---- Input records
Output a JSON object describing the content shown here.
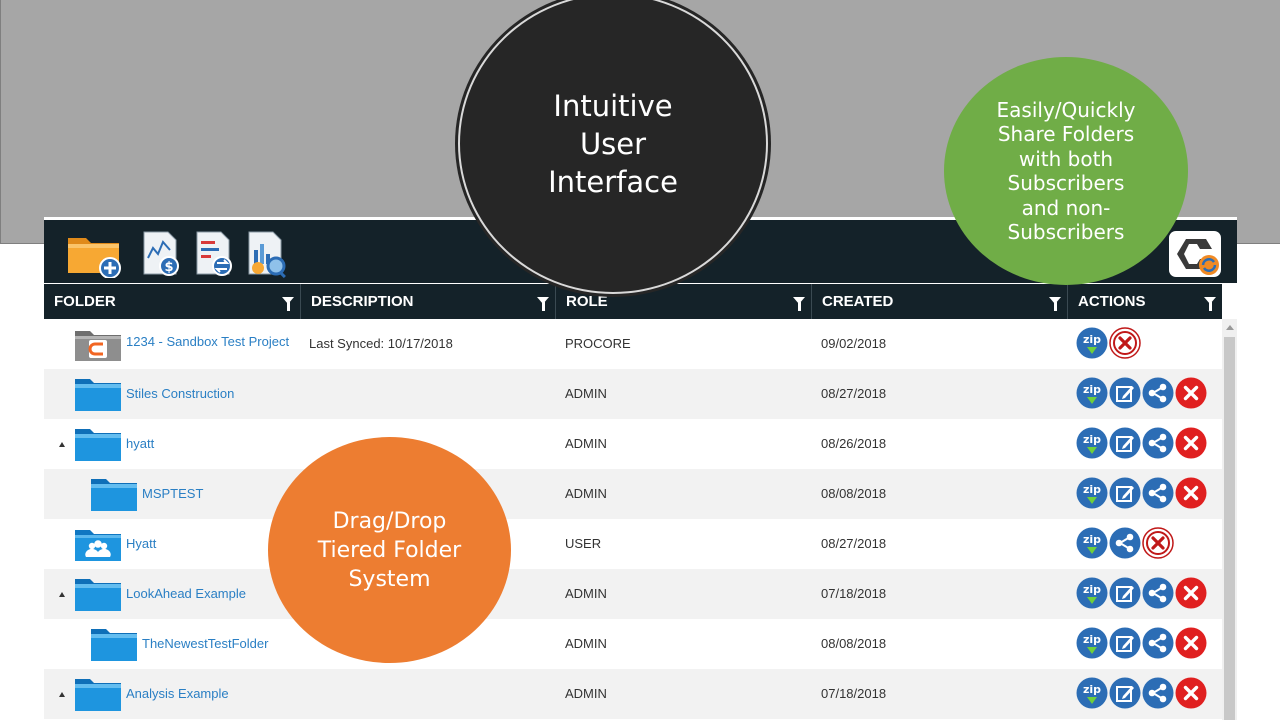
{
  "callouts": {
    "ui": "Intuitive\nUser\nInterface",
    "share": "Easily/Quickly\nShare Folders\nwith both\nSubscribers\nand non-\nSubscribers",
    "dragdrop": "Drag/Drop\nTiered Folder\nSystem"
  },
  "toolbar": {
    "icons": [
      "new-folder-icon",
      "budget-report-icon",
      "compare-report-icon",
      "analytics-report-icon"
    ],
    "logo": "sync-logo-icon"
  },
  "table": {
    "columns": [
      "FOLDER",
      "DESCRIPTION",
      "ROLE",
      "CREATED",
      "ACTIONS"
    ],
    "rows": [
      {
        "folder": "1234 - Sandbox Test Project",
        "description": "Last Synced: 10/17/2018",
        "role": "PROCORE",
        "created": "09/02/2018",
        "icon": "procore-folder-icon",
        "level": 0,
        "expand": false,
        "actions": [
          "zip",
          "delete-outline"
        ]
      },
      {
        "folder": "Stiles Construction",
        "description": "",
        "role": "ADMIN",
        "created": "08/27/2018",
        "icon": "blue-folder-icon",
        "level": 0,
        "expand": false,
        "actions": [
          "zip",
          "edit",
          "share",
          "delete"
        ]
      },
      {
        "folder": "hyatt",
        "description": "",
        "role": "ADMIN",
        "created": "08/26/2018",
        "icon": "blue-folder-icon",
        "level": 0,
        "expand": true,
        "actions": [
          "zip",
          "edit",
          "share",
          "delete"
        ]
      },
      {
        "folder": "MSPTEST",
        "description": "",
        "role": "ADMIN",
        "created": "08/08/2018",
        "icon": "blue-folder-icon",
        "level": 1,
        "expand": false,
        "actions": [
          "zip",
          "edit",
          "share",
          "delete"
        ]
      },
      {
        "folder": "Hyatt",
        "description": "",
        "role": "USER",
        "created": "08/27/2018",
        "icon": "shared-folder-icon",
        "level": 0,
        "expand": false,
        "actions": [
          "zip",
          "share",
          "delete-outline"
        ]
      },
      {
        "folder": "LookAhead Example",
        "description": "",
        "role": "ADMIN",
        "created": "07/18/2018",
        "icon": "blue-folder-icon",
        "level": 0,
        "expand": true,
        "actions": [
          "zip",
          "edit",
          "share",
          "delete"
        ]
      },
      {
        "folder": "TheNewestTestFolder",
        "description": "",
        "role": "ADMIN",
        "created": "08/08/2018",
        "icon": "blue-folder-icon",
        "level": 1,
        "expand": false,
        "actions": [
          "zip",
          "edit",
          "share",
          "delete"
        ]
      },
      {
        "folder": "Analysis Example",
        "description": "",
        "role": "ADMIN",
        "created": "07/18/2018",
        "icon": "blue-folder-icon",
        "level": 0,
        "expand": true,
        "actions": [
          "zip",
          "edit",
          "share",
          "delete"
        ]
      }
    ]
  },
  "colors": {
    "band": "#a6a6a6",
    "toolbar": "#142229",
    "link": "#2a7fc4",
    "ui_bubble": "#262626",
    "share_bubble": "#70ad47",
    "drag_bubble": "#ed7d31",
    "action_blue": "#2c6db5",
    "delete_red": "#e02020"
  }
}
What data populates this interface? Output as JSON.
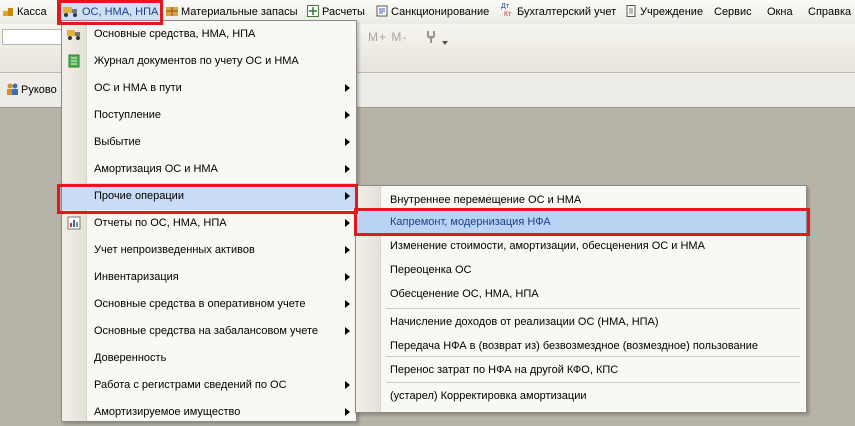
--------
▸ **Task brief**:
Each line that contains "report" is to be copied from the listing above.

▸ **Written answer**:
      "budget-report-icon",
      "compare-report-icon",
      "analytics-report-icon"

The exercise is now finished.